As Kamil Nadeem, Shantui’s area manager, told PMV, contractors should not confuse the machine’s simplicity with its ability.
“Shantui provides machines that are easy to use and easy to maintain, but they are also adaptable and effective,” he explained.
“As one would expect, the SL60W-2’s primary applications are connected to loading, and this makes it invaluable to road-build projects such as this. The machine can be used to remove excavated material at the beginning of a project, but it is also an excellent tool for the transfer of wet-mix materials, as you have seen today.
“Moreover, this model can be used for simple grading, planing, and lifting applications. It is an extremely versatile machine,” added Nadeem.

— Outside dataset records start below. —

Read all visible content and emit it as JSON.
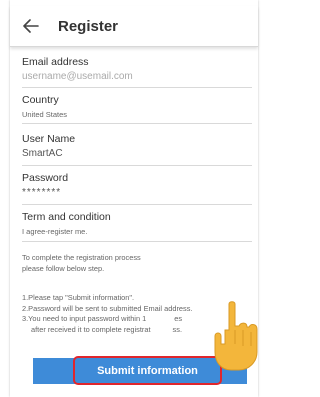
{
  "header": {
    "title": "Register",
    "back_icon": "arrow-left-icon"
  },
  "form": {
    "email": {
      "label": "Email address",
      "placeholder": "username@usemail.com"
    },
    "country": {
      "label": "Country",
      "value": "United States"
    },
    "username": {
      "label": "User Name",
      "value": "SmartAC"
    },
    "password": {
      "label": "Password",
      "value": "********"
    },
    "terms": {
      "label": "Term and condition",
      "value": "I agree-register me."
    }
  },
  "info": {
    "line1": "To complete the registration process",
    "line2": "please follow below step."
  },
  "instructions": {
    "step1": "1.Please tap \"Submit information\".",
    "step2": "2.Password will be sent to submitted Email address.",
    "step3": "3.You need to input password  within 1",
    "step3_tail": "es",
    "step4": "after received it to complete registrat",
    "step4_tail": "ss."
  },
  "submit": {
    "label": "Submit information"
  },
  "colors": {
    "button_bg": "#3e8bd8",
    "highlight_border": "#e0262c",
    "hand": "#f3b63b"
  }
}
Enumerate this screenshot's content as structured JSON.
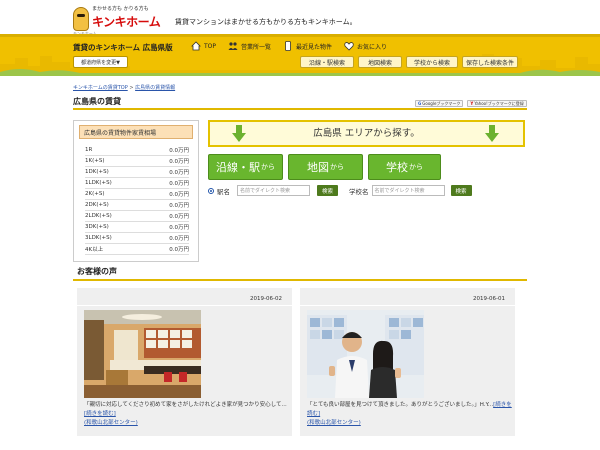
{
  "header": {
    "logo_tagline": "まかせる方も かりる方も",
    "logo_name": "キンキホーム",
    "logo_sub": "キンキホーム",
    "catchphrase": "賃貸マンションはまかせる方もかりる方もキンキホーム。"
  },
  "nav": {
    "site_title": "賃貸のキンキホーム 広島県版",
    "links": [
      "TOP",
      "営業所一覧",
      "最近見た物件",
      "お気に入り"
    ],
    "pref_button": "都道府県を変更▼",
    "quick": [
      "沿線・駅検索",
      "地図検索",
      "学校から検索",
      "保存した検索条件"
    ]
  },
  "breadcrumb": {
    "home": "キンキホームの賃貸TOP",
    "sep": ">",
    "current": "広島県の賃貸情報"
  },
  "page_title": "広島県の賃貸",
  "bookmarks": [
    "Googleブックマーク",
    "Yahoo!ブックマークに登録"
  ],
  "price_box": {
    "title": "広島県の賃貸物件家賃相場",
    "rows": [
      {
        "type": "1R",
        "price": "0.0万円"
      },
      {
        "type": "1K(+S)",
        "price": "0.0万円"
      },
      {
        "type": "1DK(+S)",
        "price": "0.0万円"
      },
      {
        "type": "1LDK(+S)",
        "price": "0.0万円"
      },
      {
        "type": "2K(+S)",
        "price": "0.0万円"
      },
      {
        "type": "2DK(+S)",
        "price": "0.0万円"
      },
      {
        "type": "2LDK(+S)",
        "price": "0.0万円"
      },
      {
        "type": "3DK(+S)",
        "price": "0.0万円"
      },
      {
        "type": "3LDK(+S)",
        "price": "0.0万円"
      },
      {
        "type": "4K以上",
        "price": "0.0万円"
      }
    ]
  },
  "search": {
    "area_bar": "広島県 エリアから探す。",
    "buttons": [
      {
        "main": "沿線・駅",
        "sub": "から"
      },
      {
        "main": "地図",
        "sub": "から"
      },
      {
        "main": "学校",
        "sub": "から"
      }
    ],
    "station_label": "駅名",
    "station_placeholder": "名前でダイレクト検索",
    "school_label": "学校名",
    "school_placeholder": "名前でダイレクト検索",
    "go_label": "検索"
  },
  "voices": {
    "title": "お客様の声",
    "cards": [
      {
        "date": "2019-06-02",
        "text": "「親切に対応してくださり初めて家をさがしたけれどよき家が見つかり安心して...",
        "more": "[続きを読む]",
        "branch": "(和歌山北部センター)"
      },
      {
        "date": "2019-06-01",
        "text": "「とても良い部屋を見つけて頂きました。ありがとうございました。」H.Y...",
        "more": "[続きを読む]",
        "branch": "(和歌山北部センター)"
      }
    ]
  },
  "colors": {
    "band": "#f0c000",
    "green_button": "#69b62e",
    "go_button": "#4e7a1d",
    "logo_red": "#d60b0b"
  }
}
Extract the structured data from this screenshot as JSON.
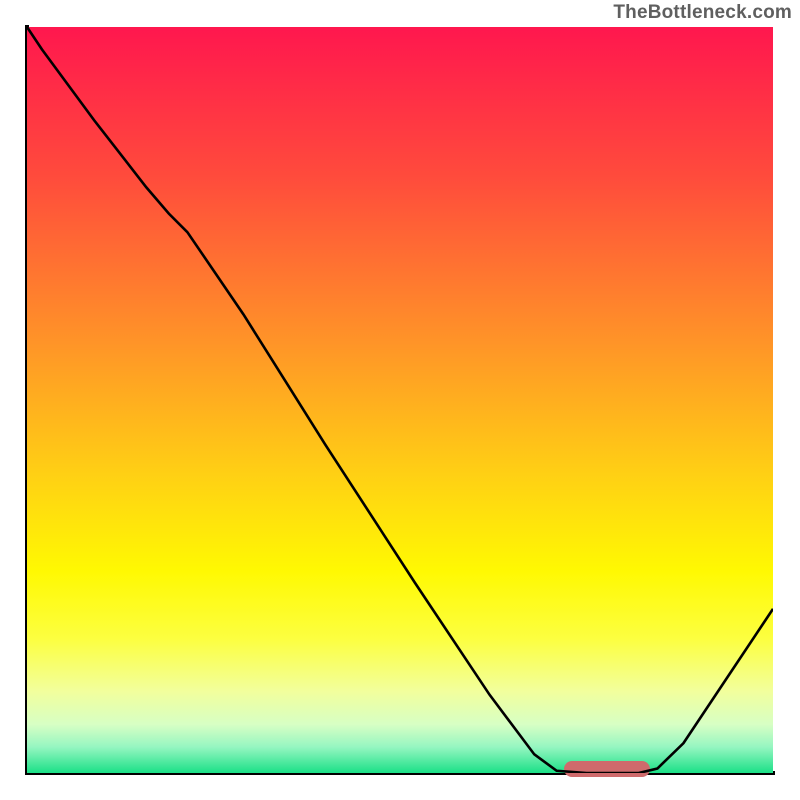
{
  "watermark": "TheBottleneck.com",
  "chart_data": {
    "type": "line",
    "title": "",
    "xlabel": "",
    "ylabel": "",
    "xlim": [
      0,
      100
    ],
    "ylim": [
      0,
      100
    ],
    "gradient_stops": [
      {
        "pos": 0.0,
        "color": "#ff174e"
      },
      {
        "pos": 0.2,
        "color": "#ff4b3c"
      },
      {
        "pos": 0.42,
        "color": "#ff9328"
      },
      {
        "pos": 0.6,
        "color": "#ffd014"
      },
      {
        "pos": 0.73,
        "color": "#fff902"
      },
      {
        "pos": 0.82,
        "color": "#fcff40"
      },
      {
        "pos": 0.89,
        "color": "#f2ff9c"
      },
      {
        "pos": 0.935,
        "color": "#d7ffc4"
      },
      {
        "pos": 0.965,
        "color": "#96f6c1"
      },
      {
        "pos": 1.0,
        "color": "#1be087"
      }
    ],
    "curve_points": [
      {
        "x": 0.0,
        "y": 100.0
      },
      {
        "x": 2.0,
        "y": 97.0
      },
      {
        "x": 9.0,
        "y": 87.5
      },
      {
        "x": 16.0,
        "y": 78.5
      },
      {
        "x": 19.0,
        "y": 75.0
      },
      {
        "x": 21.5,
        "y": 72.5
      },
      {
        "x": 29.0,
        "y": 61.5
      },
      {
        "x": 40.0,
        "y": 44.0
      },
      {
        "x": 52.0,
        "y": 25.5
      },
      {
        "x": 62.0,
        "y": 10.5
      },
      {
        "x": 68.0,
        "y": 2.5
      },
      {
        "x": 71.0,
        "y": 0.3
      },
      {
        "x": 75.0,
        "y": 0.0
      },
      {
        "x": 82.0,
        "y": 0.0
      },
      {
        "x": 84.5,
        "y": 0.6
      },
      {
        "x": 88.0,
        "y": 4.0
      },
      {
        "x": 94.0,
        "y": 13.0
      },
      {
        "x": 100.0,
        "y": 22.0
      }
    ],
    "optimal_marker": {
      "x_start": 72.0,
      "x_end": 83.5,
      "y": 0.0
    }
  }
}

In total, NCTC is charged with constructing 3km of internal roads near to Sharjah International Airport. Ultimately, these routes will reduce travelling time for the residents of yet-to-be-built villas, and in turn, will ease congestion on the major highways that surround the site.
As NCTC has just passed the quarter-way mark on its eight-month road build, it will have access to the Shantui units – and GENAVCO operators – for the remainder of the project. However, the contractor has not limited operations to the Sharjah project. When convenient, it is also deploying the machines at other sites.
Based on the feedback provided by Sanaulleh and his colleagues, if NCTC does decide against purchasing the Shantui machines at the end of the two-year term, it will not be because of their quality.
However, even the biggest players are unable to anticipate demand in the longer term; another reason why lease-purchase agreements appeal to so many contractors, according to Nadeem.
“The flexibility that Shantui can offer, in conjunction with GENAVCO, is a real plus point for end users,” he said.
“If a customer is hard-pressed to buy a large machine, the option to pay in monthly installments will clearly appeal to him. Of course, one of the biggest selling points is that at the end of the term, it is the contractor’s decision as to whether he purchases or returns the units.
“This is perfect for clients who are unsure whether or not market demand will warrant heavy-duty machinery a year or two down the line,” concluded Nadeem.